- The dough should be just firm enough to form into balls but light enough to slump slightly when placed onto the baking sheet. Experience will enable you to tell from the feel of the dough. If dough is too light, add flour, 1 tablespoon at a time, mixing thoroughly each time, until the dough is the right consistency. If dough is too dense (stiff), add buttermilk, 1 tablespoon at a time, blending well into the dough after each addition, until the dough is the right consistency.
- Clean the dough off your hands, then rinse and dry them. Flour the palms and fingers of both hands to prevent the dough from sticking to them.
- Pinch off a handful of dough roughly 2/3 the size you want your biscuits to be and roll it between your hands in a circular motion, using just enough pressure to form a ball. Shaping the dough will flour the outside of the biscuit.
- Place the ball of dough onto an ungreased baking sheet and press down with fingers just enough to flatten the dough slightly and form the biscuit shape.
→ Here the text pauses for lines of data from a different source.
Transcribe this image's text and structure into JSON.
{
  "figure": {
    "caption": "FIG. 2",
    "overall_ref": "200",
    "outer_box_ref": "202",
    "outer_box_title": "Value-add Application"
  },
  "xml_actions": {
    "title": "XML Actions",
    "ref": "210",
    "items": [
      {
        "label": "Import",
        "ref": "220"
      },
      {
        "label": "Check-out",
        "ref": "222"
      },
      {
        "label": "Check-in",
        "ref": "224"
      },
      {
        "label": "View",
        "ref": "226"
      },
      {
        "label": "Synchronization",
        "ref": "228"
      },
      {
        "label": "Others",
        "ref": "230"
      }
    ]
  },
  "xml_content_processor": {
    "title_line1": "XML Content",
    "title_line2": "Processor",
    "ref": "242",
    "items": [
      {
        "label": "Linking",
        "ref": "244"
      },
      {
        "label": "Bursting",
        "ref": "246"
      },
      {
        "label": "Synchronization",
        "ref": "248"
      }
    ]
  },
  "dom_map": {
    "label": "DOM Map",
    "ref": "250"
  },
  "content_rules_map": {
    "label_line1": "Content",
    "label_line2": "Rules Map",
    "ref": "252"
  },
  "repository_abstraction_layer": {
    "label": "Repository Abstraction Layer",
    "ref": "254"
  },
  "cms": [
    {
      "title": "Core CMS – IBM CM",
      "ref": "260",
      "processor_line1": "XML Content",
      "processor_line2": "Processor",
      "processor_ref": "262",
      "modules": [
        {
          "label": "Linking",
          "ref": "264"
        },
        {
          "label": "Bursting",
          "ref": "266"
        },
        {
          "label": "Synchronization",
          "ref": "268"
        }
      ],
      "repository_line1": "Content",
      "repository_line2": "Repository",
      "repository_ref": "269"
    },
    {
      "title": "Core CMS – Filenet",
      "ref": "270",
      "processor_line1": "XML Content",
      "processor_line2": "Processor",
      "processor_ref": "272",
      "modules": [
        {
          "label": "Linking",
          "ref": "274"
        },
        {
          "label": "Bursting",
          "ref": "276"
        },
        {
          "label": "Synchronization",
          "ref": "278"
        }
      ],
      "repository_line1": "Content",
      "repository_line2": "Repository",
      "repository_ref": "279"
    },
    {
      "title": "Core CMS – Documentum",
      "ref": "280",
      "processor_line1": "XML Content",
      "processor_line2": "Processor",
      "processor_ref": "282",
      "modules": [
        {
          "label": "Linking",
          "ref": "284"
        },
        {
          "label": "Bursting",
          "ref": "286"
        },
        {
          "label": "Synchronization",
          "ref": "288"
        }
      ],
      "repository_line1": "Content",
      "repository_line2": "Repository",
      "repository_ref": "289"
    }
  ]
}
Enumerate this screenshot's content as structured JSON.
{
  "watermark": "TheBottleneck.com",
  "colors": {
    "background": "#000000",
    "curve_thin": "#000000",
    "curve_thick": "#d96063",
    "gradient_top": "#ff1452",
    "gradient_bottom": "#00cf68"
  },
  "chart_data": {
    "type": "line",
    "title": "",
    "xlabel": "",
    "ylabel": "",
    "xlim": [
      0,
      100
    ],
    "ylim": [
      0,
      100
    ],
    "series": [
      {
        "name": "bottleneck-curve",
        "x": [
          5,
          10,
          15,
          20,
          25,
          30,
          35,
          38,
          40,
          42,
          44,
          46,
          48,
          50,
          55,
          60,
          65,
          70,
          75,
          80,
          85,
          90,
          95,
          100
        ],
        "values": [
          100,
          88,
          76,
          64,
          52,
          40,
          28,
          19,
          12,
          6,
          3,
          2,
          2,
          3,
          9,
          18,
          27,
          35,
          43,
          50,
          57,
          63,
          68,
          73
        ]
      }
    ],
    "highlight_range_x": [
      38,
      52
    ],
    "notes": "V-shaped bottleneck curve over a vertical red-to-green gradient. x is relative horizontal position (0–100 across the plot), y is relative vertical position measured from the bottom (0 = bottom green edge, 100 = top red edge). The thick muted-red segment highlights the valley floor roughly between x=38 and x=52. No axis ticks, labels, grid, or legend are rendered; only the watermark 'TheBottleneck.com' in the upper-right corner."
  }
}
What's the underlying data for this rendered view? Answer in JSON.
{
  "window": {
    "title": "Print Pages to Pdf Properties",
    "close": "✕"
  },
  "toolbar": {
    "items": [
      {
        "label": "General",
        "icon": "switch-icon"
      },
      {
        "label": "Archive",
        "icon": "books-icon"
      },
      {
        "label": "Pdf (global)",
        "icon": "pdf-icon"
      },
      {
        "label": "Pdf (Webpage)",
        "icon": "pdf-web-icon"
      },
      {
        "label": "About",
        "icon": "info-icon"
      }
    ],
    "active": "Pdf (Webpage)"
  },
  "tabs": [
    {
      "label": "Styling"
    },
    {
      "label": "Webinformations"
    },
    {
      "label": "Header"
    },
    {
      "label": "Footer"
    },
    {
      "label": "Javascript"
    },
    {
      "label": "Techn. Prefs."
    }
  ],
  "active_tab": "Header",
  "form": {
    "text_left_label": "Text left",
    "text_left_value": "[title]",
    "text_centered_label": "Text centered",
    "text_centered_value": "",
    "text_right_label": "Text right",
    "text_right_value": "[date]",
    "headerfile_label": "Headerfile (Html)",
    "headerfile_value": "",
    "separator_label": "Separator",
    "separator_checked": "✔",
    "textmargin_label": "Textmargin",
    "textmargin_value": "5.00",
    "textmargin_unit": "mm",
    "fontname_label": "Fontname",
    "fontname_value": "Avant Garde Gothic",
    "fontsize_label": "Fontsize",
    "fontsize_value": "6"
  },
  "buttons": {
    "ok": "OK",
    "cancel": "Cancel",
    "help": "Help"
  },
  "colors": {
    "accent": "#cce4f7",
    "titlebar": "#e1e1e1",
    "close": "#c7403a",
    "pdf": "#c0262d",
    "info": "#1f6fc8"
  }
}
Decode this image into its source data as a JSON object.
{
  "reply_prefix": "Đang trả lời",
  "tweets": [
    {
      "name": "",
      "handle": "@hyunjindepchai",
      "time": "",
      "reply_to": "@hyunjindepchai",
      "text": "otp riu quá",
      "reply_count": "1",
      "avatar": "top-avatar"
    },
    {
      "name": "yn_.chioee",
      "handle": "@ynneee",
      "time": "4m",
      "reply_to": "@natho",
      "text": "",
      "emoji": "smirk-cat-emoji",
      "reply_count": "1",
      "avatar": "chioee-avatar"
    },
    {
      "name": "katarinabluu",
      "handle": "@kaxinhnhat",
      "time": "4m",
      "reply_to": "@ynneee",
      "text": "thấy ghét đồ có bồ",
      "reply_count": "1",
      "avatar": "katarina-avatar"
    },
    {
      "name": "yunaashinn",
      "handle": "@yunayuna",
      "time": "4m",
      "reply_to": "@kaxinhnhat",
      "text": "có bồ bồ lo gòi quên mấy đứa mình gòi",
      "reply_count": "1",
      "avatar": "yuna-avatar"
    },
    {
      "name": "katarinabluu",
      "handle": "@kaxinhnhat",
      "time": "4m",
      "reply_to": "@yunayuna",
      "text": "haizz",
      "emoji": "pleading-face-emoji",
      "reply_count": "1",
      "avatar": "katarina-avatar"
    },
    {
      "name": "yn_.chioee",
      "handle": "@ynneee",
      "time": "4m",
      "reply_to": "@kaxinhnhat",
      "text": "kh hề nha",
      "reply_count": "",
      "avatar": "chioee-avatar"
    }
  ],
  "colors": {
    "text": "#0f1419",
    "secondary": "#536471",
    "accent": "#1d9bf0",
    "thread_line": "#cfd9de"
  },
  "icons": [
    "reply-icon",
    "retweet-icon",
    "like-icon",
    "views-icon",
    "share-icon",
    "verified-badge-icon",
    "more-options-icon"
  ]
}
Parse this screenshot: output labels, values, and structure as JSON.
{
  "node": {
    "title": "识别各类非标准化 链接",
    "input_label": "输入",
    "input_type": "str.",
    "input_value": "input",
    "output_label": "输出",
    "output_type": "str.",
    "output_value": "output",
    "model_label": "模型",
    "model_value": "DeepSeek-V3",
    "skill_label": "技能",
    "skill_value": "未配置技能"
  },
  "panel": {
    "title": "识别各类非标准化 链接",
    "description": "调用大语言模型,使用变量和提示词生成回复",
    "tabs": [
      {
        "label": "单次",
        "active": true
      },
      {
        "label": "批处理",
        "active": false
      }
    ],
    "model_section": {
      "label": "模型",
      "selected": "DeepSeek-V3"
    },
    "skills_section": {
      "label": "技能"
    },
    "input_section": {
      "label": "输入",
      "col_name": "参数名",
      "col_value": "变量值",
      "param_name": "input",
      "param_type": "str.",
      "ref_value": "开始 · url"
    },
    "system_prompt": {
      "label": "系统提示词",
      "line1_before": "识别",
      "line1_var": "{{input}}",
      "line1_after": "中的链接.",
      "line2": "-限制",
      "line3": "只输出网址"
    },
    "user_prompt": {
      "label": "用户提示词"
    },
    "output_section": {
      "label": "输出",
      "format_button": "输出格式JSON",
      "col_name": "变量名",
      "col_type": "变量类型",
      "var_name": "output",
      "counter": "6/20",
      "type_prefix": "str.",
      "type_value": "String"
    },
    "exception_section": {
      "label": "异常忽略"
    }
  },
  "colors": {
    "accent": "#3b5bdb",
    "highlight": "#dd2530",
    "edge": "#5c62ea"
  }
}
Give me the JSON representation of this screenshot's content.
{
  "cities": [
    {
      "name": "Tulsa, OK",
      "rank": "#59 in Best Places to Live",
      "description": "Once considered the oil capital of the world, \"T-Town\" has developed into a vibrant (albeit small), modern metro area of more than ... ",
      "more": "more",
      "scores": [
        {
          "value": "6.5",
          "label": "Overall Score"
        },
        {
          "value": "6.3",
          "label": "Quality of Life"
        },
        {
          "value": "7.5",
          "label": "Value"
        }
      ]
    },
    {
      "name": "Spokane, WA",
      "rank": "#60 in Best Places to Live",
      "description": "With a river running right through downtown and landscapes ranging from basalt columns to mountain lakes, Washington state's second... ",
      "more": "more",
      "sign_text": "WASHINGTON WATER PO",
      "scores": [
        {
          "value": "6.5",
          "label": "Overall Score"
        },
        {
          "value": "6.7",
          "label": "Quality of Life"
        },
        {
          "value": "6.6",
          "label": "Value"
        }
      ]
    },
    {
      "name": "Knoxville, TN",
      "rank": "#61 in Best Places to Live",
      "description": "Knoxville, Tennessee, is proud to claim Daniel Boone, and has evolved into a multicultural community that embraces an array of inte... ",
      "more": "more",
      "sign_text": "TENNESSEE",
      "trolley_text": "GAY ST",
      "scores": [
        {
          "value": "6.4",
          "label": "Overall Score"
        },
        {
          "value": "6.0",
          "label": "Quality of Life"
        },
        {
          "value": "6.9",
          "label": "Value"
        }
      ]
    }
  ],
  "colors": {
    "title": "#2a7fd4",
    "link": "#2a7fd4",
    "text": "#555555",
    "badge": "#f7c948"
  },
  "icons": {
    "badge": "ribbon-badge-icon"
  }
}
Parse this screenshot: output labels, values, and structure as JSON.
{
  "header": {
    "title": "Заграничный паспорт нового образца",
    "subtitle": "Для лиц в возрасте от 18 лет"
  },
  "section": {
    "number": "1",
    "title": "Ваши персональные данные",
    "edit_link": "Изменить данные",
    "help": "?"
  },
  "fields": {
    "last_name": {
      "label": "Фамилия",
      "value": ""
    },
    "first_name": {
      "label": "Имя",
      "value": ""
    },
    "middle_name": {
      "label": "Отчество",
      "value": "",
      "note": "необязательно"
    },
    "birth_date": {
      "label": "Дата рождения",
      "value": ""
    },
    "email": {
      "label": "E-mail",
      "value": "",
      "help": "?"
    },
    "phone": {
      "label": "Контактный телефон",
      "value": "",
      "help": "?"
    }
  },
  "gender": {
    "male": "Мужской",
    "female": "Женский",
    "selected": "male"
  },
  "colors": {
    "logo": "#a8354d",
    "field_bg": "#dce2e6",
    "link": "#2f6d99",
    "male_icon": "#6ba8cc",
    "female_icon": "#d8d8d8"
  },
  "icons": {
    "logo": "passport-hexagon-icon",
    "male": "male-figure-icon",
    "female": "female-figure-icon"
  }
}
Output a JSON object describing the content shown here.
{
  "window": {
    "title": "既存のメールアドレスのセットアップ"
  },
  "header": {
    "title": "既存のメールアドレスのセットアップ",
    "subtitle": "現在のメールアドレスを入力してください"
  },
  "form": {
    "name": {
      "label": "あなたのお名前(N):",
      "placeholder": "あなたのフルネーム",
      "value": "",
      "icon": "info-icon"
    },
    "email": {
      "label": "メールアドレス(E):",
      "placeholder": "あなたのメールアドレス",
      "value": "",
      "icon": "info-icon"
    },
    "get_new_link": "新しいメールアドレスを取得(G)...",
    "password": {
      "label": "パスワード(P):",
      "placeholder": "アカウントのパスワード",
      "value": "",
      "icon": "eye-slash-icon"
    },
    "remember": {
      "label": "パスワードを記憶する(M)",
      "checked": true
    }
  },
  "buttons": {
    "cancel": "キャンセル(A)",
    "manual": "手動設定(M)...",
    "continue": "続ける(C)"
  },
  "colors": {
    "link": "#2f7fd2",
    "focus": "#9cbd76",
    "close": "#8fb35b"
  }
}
Repeat, flouring hands after each dough ball is formed and placing biscuits about 1/2-inch to 3/4-inch apart, until all the dough is used up.
- Cathead Biscuits.
- For cathead biscuits, use about half again as much dough for each biscuit as you would use for regular size biscuits, leaving them thicker than for regular biscuits. Place cat-head biscuits about 3/4-inch apart on the baking sheet.
- Place the pan of biscuits as close to the vertical center of the preheated 350-degree oven as your rack guides will allow and bake for 20-30 minutes. Check biscuits after 20 minutes and periodically thereafter until done. Biscuits will be done when the tops are golden brown. Cathead biscuits will take longer to bake. The lower edges of the biscuits may be slightly lighter than the center.
- Remove biscuits from oven when done. Serve hot.
- Makes 8 to 10 biscuits, or 4 to 5 cathead biscuits.
- FOR THE GRAVY.
- Mix evaporated milk and water and set aside within reach.
- In a large, cast iron skillet, combine oil (or meat fat), flour, salt, and pepper.
- Over medium-high heat, stir in flour until blended with oil. With a fork, tines flat against the skillet's bottom, stir the mixture constantly, using a back-and-forth motion, until it begins to brown very slightly. Do not allow the flour to scorch or burn.
- When flour has browned slightly, pour in milk, all at once, stirring constantly.
- Continue to stir, scraping the bottom of the skillet as you stir, in the manner previously described, to keep flour and milk from scorching and to keep lumps from forming. Bring to a boil, stirring constantly.
- As soon as the mixture boils, marked by a sudden foaming up of the mixture, reduce heat to medium so that mixture simmers but does not boil over. Briefly lift pan from heat if necessary to keep contents from boiling over. Don't forget to use a pot holder to avoid being burned.
- Continue to stir vigorously, as described above, until gravy achieves desired thickness, usually within a minute or two after boiling. When the gravy is the desired thickness, immediately remove from heat. Serve from the skillet or pour into a serving bowl.
- Add additional salt and pepper if needed.
- Serves 4.